“Now Russia will sit on the fences and wait for Ukraine to destroy itself. That’s exactly what we shall not allow,” Saakashvili said.
Many in Ukraine are worried about Russia getting its way in cease-fire negotiations.
The stalemate in eastern Ukraine boils down to Ukraine demanding certain “red lines” are met before any political settlement with the two separatist regions is reached.
Those red lines include full control of its borders with Russia on the periphery of the two breakaway separatist republics, and the pullout of all Russian troops and military advisers from Ukraine.
Moscow says the priority—even before the fighting ends—is for Kyiv to hold local elections in the east, amend the national constitution to grant the separatist territories more autonomy, and for the two separatist territories to have a seat in Ukraine’s parliament.
Birds of a Feather
Saakashvili said he has a personal relationship with Trump, which dates back to 1995.
“We are friends,” Saakashvili said. “He [Trump] is a very complex personality, he is not the caricature that the media makes him out to be.”
In a 2012 interview on “Fox & Friends,” Trump praised Saakashvili, who was president of Georgia at the time.
“He’s one of the great leaders of the world right now,” Trump said. “And literally other countries, major countries, are going there to find out what he’s doing.”
“He called me one of the best leaders of the world, because Georgia was one of the world’s best stories of change,” Saakashvili said of Trump. “He’s interested in success stories … so he’ll be looking for success stories. And he hates losers. That’s a challenge for Ukraine, because Ukraine right now looks like a loser.”
Today, Saakashvili considers his personal relationship with the incoming U.S. president to be a political asset, especially as Ukraine maneuvers to maintain Western sanctions against Russia and lobby the U.S. for lethal weapons.
When asked if Trump’s anti-establishment campaign rallying cry of “drain the swamp” also resonates in Ukraine, Saakashvili said: “For sure it resonates in Ukraine.

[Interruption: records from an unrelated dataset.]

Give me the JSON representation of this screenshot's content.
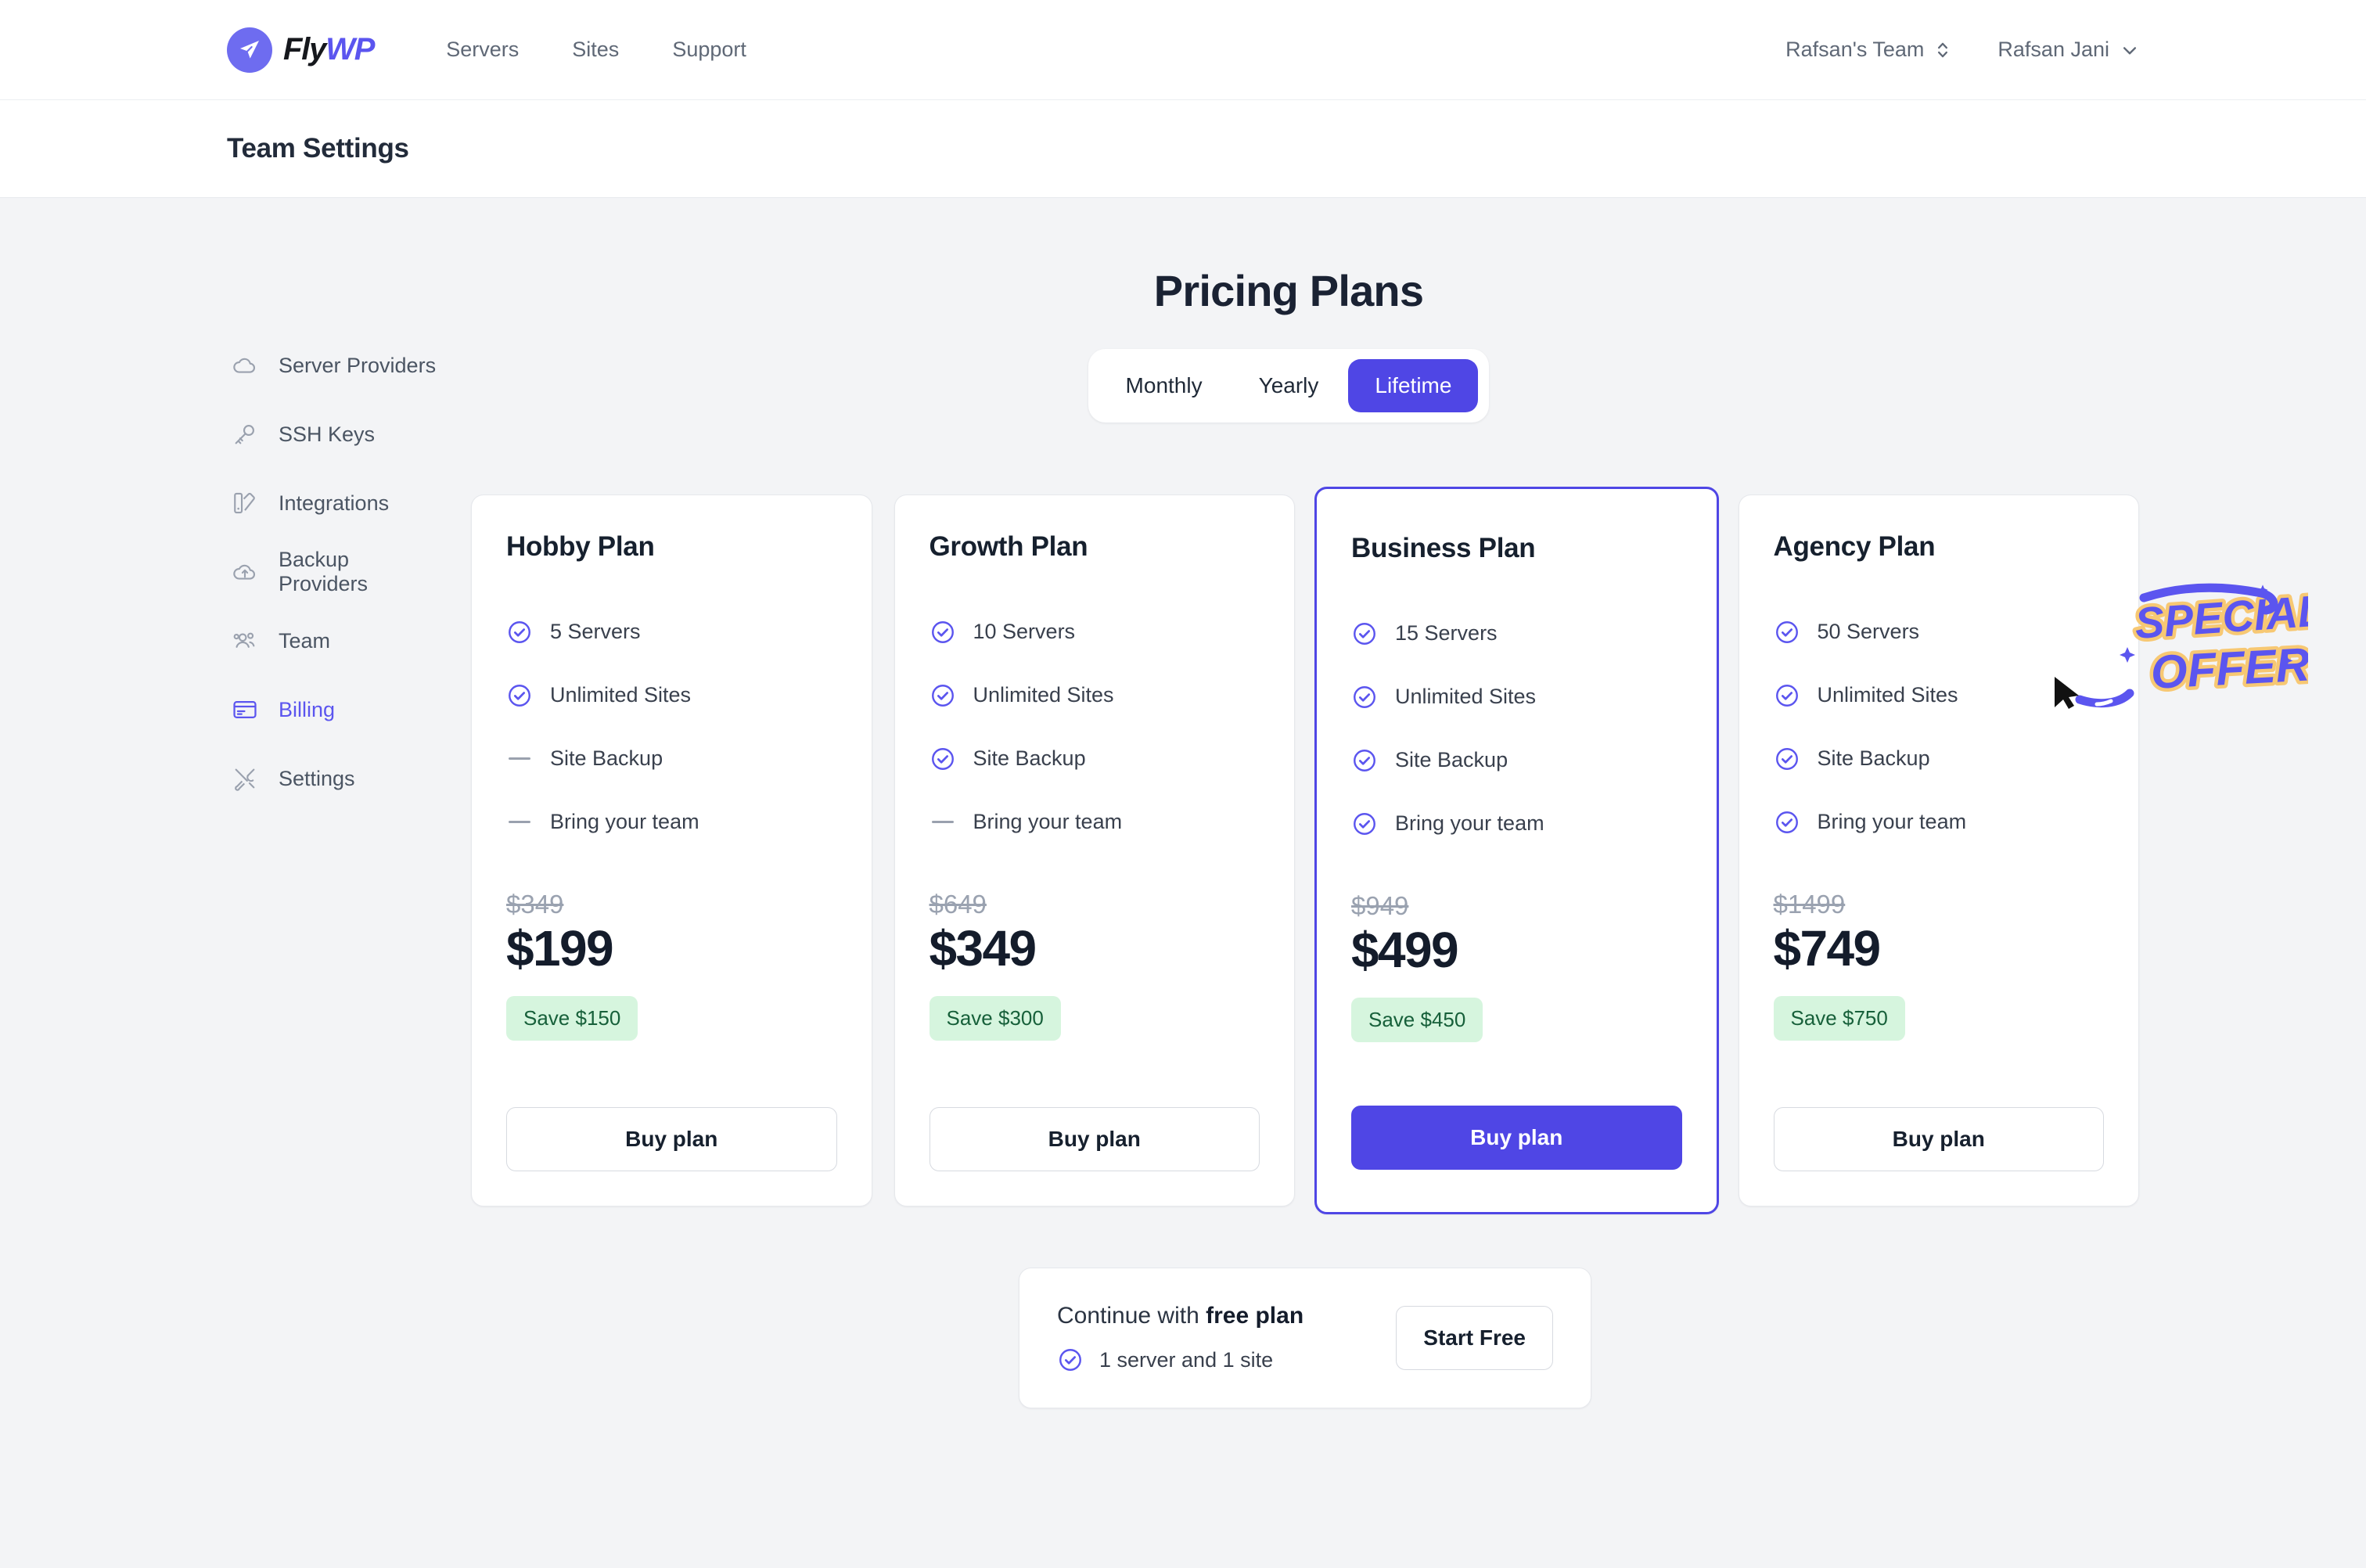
{
  "brand": {
    "name_part1": "Fly",
    "name_part2": "WP",
    "logo_icon": "paper-plane-icon"
  },
  "topnav": {
    "links": [
      {
        "label": "Servers"
      },
      {
        "label": "Sites"
      },
      {
        "label": "Support"
      }
    ],
    "team_switcher": {
      "label": "Rafsan's Team",
      "icon": "chevron-up-down-icon"
    },
    "user_menu": {
      "label": "Rafsan Jani",
      "icon": "chevron-down-icon"
    }
  },
  "header": {
    "title": "Team Settings"
  },
  "sidebar": {
    "items": [
      {
        "label": "Server Providers",
        "icon": "cloud-icon",
        "active": false
      },
      {
        "label": "SSH Keys",
        "icon": "key-icon",
        "active": false
      },
      {
        "label": "Integrations",
        "icon": "integrations-icon",
        "active": false
      },
      {
        "label": "Backup Providers",
        "icon": "cloud-upload-icon",
        "active": false
      },
      {
        "label": "Team",
        "icon": "users-icon",
        "active": false
      },
      {
        "label": "Billing",
        "icon": "credit-card-icon",
        "active": true
      },
      {
        "label": "Settings",
        "icon": "tools-icon",
        "active": false
      }
    ]
  },
  "pricing": {
    "title": "Pricing Plans",
    "billing_cycles": [
      {
        "label": "Monthly",
        "selected": false
      },
      {
        "label": "Yearly",
        "selected": false
      },
      {
        "label": "Lifetime",
        "selected": true
      }
    ],
    "sticker": {
      "line1": "SPECIAL",
      "line2": "OFFER",
      "arrow_icon": "curved-arrow-cursor-icon",
      "color": "#5b55ef",
      "outline_color": "#f7c873"
    },
    "plans": [
      {
        "name": "Hobby Plan",
        "features": [
          {
            "label": "5 Servers",
            "included": true
          },
          {
            "label": "Unlimited Sites",
            "included": true
          },
          {
            "label": "Site Backup",
            "included": false
          },
          {
            "label": "Bring your team",
            "included": false
          }
        ],
        "old_price": "$349",
        "price": "$199",
        "save": "Save $150",
        "cta": "Buy plan",
        "featured": false
      },
      {
        "name": "Growth Plan",
        "features": [
          {
            "label": "10 Servers",
            "included": true
          },
          {
            "label": "Unlimited Sites",
            "included": true
          },
          {
            "label": "Site Backup",
            "included": true
          },
          {
            "label": "Bring your team",
            "included": false
          }
        ],
        "old_price": "$649",
        "price": "$349",
        "save": "Save $300",
        "cta": "Buy plan",
        "featured": false
      },
      {
        "name": "Business Plan",
        "features": [
          {
            "label": "15 Servers",
            "included": true
          },
          {
            "label": "Unlimited Sites",
            "included": true
          },
          {
            "label": "Site Backup",
            "included": true
          },
          {
            "label": "Bring your team",
            "included": true
          }
        ],
        "old_price": "$949",
        "price": "$499",
        "save": "Save $450",
        "cta": "Buy plan",
        "featured": true
      },
      {
        "name": "Agency Plan",
        "features": [
          {
            "label": "50 Servers",
            "included": true
          },
          {
            "label": "Unlimited Sites",
            "included": true
          },
          {
            "label": "Site Backup",
            "included": true
          },
          {
            "label": "Bring your team",
            "included": true
          }
        ],
        "old_price": "$1499",
        "price": "$749",
        "save": "Save $750",
        "cta": "Buy plan",
        "featured": false
      }
    ]
  },
  "free_plan": {
    "prefix": "Continue with ",
    "emphasis": "free plan",
    "detail": "1 server and 1 site",
    "cta": "Start Free"
  },
  "colors": {
    "accent": "#4f46e5",
    "accent_light": "#6e6cf0",
    "save_bg": "#d6f5de",
    "save_text": "#17603a",
    "page_bg": "#f3f4f6",
    "card_bg": "#ffffff"
  }
}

I think it resonates worldwide right now, but in Ukraine especially. In Ukraine, all the elites are so rotten, the media isn’t trusted, the whole establishment does not have the confidence of the people.”
Saakashvili said he was not interested in the presidency of Ukraine (due to constitutional restrictions), but he was open to the job of prime minister.
When asked what his ultimate vision of success looked like, Saakashvili pointed out the glass window of his office toward the young people on their laptops and bean bag chairs.
“To bring a new generation into Ukrainian government,” he replied. “I want to change the entire political class.”